The 43-year-old appeared in the Dunedin District Court yesterday when concerns for her mental health were raised.
After an assessment by forensic staff in the court's cells, Judge Kevin Phillips expressed a desire to have the defendant remanded to Wakari Hospital.
But it was full.
The judge said he had no choice but to remand the woman in custody (to Christchurch Women's Prison), pending her next court appearance on September 10.
Southern District Health Board (SDHB) mental health general manager Louise Travers said forensic services in Canterbury would ''be able to provide input'' if they were required.

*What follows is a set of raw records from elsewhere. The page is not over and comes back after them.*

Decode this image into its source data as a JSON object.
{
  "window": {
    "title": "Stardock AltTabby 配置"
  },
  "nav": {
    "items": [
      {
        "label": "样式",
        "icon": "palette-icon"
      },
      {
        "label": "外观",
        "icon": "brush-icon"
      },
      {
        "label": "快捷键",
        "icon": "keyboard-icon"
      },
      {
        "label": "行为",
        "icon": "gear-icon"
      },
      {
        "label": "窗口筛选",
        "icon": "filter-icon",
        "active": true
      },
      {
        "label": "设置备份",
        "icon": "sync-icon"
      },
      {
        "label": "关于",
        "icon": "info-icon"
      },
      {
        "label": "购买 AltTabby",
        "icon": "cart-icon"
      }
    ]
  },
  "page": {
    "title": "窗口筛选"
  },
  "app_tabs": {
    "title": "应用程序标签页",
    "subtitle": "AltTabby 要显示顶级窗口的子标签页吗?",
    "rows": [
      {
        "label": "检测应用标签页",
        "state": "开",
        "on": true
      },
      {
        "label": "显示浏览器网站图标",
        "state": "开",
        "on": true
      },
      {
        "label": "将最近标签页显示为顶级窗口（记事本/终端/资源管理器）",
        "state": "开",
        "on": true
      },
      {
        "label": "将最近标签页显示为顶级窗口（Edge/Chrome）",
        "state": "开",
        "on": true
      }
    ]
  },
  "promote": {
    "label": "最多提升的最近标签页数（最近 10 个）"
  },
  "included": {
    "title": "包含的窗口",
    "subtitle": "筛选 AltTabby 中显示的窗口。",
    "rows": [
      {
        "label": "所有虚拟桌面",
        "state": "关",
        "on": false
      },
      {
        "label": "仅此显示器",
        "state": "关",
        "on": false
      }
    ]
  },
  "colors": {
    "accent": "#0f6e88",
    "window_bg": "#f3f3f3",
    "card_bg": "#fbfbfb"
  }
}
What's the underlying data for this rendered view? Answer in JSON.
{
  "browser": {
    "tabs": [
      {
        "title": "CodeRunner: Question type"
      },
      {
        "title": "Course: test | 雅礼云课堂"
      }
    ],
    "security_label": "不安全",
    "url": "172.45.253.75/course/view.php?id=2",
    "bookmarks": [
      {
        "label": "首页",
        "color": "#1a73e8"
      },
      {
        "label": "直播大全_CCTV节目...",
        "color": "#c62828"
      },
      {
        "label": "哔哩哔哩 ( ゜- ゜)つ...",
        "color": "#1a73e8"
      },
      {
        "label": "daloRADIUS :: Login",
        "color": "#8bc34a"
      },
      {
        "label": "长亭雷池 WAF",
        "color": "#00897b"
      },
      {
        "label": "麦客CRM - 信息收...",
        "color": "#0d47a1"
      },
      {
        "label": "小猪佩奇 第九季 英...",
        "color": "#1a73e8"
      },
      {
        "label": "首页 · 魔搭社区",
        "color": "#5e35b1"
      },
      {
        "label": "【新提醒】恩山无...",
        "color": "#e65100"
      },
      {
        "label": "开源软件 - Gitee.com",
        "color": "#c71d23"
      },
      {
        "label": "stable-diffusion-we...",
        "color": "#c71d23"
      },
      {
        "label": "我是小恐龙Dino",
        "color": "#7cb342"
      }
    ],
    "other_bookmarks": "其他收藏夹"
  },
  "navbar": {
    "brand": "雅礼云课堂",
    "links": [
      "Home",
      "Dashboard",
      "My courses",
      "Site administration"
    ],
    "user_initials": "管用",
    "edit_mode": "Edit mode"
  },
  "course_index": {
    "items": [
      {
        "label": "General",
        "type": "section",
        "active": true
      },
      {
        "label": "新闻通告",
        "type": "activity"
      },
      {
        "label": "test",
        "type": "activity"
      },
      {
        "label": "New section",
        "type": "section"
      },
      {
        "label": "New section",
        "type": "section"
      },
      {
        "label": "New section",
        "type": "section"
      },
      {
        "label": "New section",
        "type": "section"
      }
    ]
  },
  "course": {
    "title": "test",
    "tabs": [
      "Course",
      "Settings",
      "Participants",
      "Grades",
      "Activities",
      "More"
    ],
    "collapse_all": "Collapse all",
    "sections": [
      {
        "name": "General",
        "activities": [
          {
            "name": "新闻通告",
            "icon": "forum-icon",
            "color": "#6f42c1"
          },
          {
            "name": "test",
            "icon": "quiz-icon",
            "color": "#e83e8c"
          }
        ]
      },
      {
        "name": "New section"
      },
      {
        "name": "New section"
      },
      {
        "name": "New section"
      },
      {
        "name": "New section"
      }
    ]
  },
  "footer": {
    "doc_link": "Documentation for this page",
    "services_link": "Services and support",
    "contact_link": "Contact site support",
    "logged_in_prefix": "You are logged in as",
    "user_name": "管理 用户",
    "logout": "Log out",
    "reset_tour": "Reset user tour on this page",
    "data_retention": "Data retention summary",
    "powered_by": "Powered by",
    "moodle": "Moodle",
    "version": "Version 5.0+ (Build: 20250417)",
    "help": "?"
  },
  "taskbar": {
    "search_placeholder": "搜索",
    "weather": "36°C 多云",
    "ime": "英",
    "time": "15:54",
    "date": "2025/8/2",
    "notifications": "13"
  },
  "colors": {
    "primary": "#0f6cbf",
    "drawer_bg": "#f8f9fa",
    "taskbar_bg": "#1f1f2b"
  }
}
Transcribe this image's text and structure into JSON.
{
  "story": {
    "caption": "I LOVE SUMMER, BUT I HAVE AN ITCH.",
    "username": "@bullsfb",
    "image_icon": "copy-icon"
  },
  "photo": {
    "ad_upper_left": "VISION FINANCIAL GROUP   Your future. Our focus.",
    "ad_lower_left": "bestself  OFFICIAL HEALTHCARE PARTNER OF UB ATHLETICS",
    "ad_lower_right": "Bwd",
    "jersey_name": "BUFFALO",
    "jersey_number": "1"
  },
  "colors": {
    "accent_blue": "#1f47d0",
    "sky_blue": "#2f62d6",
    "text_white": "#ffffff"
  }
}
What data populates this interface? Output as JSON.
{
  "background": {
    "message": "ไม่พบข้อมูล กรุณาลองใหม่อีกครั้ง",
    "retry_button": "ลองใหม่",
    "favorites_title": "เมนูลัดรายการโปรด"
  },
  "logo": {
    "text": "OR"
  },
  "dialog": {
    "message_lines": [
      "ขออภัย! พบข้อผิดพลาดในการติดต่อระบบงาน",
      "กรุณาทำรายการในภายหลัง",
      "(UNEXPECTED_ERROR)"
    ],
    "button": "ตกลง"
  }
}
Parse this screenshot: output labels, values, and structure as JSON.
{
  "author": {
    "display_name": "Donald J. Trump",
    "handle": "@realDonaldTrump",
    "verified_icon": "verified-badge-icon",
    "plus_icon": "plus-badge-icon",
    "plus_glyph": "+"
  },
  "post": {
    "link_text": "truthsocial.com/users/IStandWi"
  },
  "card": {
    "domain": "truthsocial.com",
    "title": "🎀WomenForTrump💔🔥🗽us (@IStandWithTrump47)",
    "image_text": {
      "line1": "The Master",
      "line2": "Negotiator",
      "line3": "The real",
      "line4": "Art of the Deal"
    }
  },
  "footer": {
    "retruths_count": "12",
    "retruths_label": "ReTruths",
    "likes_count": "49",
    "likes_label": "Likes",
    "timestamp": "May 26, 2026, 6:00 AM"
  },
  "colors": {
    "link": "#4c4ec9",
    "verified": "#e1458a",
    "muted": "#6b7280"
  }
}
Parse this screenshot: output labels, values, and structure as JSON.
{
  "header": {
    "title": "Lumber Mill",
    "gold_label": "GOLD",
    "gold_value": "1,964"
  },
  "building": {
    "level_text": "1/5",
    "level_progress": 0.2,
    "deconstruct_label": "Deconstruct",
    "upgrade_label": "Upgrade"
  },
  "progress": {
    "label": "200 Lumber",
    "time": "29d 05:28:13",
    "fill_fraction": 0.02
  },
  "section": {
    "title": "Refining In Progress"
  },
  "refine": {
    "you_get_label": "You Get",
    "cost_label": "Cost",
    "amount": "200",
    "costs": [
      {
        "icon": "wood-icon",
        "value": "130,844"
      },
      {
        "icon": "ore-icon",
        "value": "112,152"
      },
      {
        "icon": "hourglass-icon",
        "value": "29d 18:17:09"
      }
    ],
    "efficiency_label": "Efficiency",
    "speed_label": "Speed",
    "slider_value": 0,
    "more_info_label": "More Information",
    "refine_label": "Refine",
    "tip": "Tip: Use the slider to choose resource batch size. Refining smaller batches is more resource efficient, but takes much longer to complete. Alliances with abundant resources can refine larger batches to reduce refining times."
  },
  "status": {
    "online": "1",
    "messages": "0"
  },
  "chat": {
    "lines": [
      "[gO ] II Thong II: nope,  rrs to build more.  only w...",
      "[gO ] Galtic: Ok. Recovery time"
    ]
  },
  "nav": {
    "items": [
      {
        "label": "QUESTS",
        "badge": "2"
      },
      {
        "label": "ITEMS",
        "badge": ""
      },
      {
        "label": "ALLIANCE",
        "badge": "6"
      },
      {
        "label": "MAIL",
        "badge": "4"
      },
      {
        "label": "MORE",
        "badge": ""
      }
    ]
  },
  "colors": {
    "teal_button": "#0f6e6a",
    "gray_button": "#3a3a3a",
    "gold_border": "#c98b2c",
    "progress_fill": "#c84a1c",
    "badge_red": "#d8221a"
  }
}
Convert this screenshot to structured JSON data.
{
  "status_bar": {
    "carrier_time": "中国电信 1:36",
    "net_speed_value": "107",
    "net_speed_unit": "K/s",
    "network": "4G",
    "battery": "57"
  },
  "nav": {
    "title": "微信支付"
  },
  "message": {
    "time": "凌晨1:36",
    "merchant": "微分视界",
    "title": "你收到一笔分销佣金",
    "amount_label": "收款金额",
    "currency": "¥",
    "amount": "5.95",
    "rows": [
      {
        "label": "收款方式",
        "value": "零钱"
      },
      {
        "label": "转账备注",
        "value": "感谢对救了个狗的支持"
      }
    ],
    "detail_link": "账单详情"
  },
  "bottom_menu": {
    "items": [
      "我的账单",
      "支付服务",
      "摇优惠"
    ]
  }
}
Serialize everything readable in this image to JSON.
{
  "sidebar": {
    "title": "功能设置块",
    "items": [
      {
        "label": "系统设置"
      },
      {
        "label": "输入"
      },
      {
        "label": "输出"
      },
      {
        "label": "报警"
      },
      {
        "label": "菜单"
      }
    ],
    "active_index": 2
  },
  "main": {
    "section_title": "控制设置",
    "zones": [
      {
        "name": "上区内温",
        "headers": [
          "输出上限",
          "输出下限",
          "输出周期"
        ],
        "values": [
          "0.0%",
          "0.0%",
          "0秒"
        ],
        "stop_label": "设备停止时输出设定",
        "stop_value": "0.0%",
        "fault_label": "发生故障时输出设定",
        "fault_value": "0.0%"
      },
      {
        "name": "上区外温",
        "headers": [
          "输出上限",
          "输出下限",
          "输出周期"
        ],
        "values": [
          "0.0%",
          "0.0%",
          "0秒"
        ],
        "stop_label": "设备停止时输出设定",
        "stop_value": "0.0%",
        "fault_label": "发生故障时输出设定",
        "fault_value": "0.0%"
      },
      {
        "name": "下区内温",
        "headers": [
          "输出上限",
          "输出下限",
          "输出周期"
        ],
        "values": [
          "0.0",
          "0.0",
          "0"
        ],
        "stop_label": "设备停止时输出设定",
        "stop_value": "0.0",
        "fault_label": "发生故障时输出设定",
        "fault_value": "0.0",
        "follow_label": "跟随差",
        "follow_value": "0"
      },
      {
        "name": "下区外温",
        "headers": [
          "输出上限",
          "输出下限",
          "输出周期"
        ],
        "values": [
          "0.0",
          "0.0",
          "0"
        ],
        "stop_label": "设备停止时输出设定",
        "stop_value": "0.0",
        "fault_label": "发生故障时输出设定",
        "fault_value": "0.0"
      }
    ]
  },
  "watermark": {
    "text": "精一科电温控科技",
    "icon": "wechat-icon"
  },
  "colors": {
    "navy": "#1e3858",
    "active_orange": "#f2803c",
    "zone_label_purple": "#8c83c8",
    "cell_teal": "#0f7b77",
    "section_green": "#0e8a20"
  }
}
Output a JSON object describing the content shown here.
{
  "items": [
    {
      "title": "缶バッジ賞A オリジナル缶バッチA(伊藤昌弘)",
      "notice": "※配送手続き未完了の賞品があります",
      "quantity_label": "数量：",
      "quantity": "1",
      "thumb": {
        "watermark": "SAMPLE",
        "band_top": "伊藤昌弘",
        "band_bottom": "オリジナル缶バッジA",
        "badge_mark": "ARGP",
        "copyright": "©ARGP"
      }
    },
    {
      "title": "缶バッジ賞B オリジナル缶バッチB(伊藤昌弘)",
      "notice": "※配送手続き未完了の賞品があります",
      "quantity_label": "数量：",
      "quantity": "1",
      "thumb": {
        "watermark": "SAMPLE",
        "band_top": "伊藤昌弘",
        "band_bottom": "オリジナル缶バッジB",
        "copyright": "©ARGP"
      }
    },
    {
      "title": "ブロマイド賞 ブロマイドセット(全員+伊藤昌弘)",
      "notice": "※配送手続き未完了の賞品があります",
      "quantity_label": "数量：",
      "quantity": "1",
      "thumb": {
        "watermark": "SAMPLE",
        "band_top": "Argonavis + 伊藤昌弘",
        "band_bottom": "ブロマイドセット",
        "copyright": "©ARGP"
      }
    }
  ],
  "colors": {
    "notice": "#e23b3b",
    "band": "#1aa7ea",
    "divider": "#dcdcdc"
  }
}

She confirmed Ward 9A - the forensic ward at Wakari Hospital where remand patients were housed - was full.
''Ward 9A usually has a waitlist of one to two people prioritised for admission at most times. These people are usually in the Otago Correctional Facility (OCF) and may be treated in the OCF Intervention and Support Unit if necessary until a bed on Ward 9A is available.
''Southern DHB Forensic staff can continue to assess and make recommendations on treatment,'' Ms Travers said.
OCF only accommodates male prisoners.
Judge Phillips ordered the defendant be assessed for fitness to stand trial and insanity while she was in custody.
He said he wanted to make it ''very, very clear'' the preliminary reports must be completed in the next two weeks.
It is alleged on Saturday, the woman took an axe to Thirsty Liquor in Hillside Rd where she stole two boxes of Woodstock bourbon and a packet of cigarettes at a total value of $83.50.
She is also charged with threatening to kill.
The judge granted her interim name suppression at the request of defence counsel Brian Kilkelly, and refused an application for bail.
SDHB figures recently released to the Otago Daily Times under the Official Information Act showed the forensic ward at Wakari Hospital was full for 48 nights last year - just over 13% of the time.
The rehabilitation ward was the facility's most in demand, being at capacity for 295 nights, while two acute wards were full for 148 and 203 nights respectively.
SDHB does not record the number of people turned away from emergency psychiatric care.